Excerpts from an interface dataset:
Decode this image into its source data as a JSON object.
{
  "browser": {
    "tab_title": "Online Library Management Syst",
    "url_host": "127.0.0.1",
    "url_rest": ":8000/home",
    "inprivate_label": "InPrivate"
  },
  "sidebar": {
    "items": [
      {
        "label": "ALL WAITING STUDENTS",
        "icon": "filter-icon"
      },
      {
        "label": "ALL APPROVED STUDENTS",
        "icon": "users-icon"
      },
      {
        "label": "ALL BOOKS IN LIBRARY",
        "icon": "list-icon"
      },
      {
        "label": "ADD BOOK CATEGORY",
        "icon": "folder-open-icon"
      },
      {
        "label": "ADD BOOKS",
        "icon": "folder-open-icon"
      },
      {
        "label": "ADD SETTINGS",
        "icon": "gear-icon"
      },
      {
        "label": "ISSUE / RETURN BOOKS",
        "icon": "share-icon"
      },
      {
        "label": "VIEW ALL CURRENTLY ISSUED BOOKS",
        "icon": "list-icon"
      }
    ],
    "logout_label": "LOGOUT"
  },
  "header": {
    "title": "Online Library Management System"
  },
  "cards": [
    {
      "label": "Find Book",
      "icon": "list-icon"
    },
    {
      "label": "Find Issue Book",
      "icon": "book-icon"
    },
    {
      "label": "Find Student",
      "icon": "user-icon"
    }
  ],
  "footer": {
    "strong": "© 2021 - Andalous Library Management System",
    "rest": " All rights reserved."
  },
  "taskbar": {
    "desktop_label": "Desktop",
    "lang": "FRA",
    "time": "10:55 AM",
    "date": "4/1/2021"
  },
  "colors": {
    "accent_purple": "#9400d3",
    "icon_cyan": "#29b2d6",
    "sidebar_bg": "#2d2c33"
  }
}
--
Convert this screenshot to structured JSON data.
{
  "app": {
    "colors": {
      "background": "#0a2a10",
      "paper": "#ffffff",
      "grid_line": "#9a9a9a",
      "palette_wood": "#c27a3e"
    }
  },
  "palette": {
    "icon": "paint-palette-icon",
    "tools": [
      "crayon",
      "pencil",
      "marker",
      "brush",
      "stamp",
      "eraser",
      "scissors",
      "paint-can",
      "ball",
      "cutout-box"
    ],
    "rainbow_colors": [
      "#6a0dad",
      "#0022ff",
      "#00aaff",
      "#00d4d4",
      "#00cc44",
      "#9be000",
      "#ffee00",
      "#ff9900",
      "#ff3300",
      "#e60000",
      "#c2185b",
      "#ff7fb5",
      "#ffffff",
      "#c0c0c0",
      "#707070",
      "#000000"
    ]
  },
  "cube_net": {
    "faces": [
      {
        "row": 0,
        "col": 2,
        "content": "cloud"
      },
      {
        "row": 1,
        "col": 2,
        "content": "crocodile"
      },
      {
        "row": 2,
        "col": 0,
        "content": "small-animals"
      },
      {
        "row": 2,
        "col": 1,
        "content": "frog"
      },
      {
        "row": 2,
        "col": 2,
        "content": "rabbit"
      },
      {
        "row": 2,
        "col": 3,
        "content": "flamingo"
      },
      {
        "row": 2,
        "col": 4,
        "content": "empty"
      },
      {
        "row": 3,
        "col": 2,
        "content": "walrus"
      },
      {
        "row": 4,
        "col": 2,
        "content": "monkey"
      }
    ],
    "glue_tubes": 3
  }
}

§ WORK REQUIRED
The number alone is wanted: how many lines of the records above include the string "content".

§ EXERCISE RESPONSE
9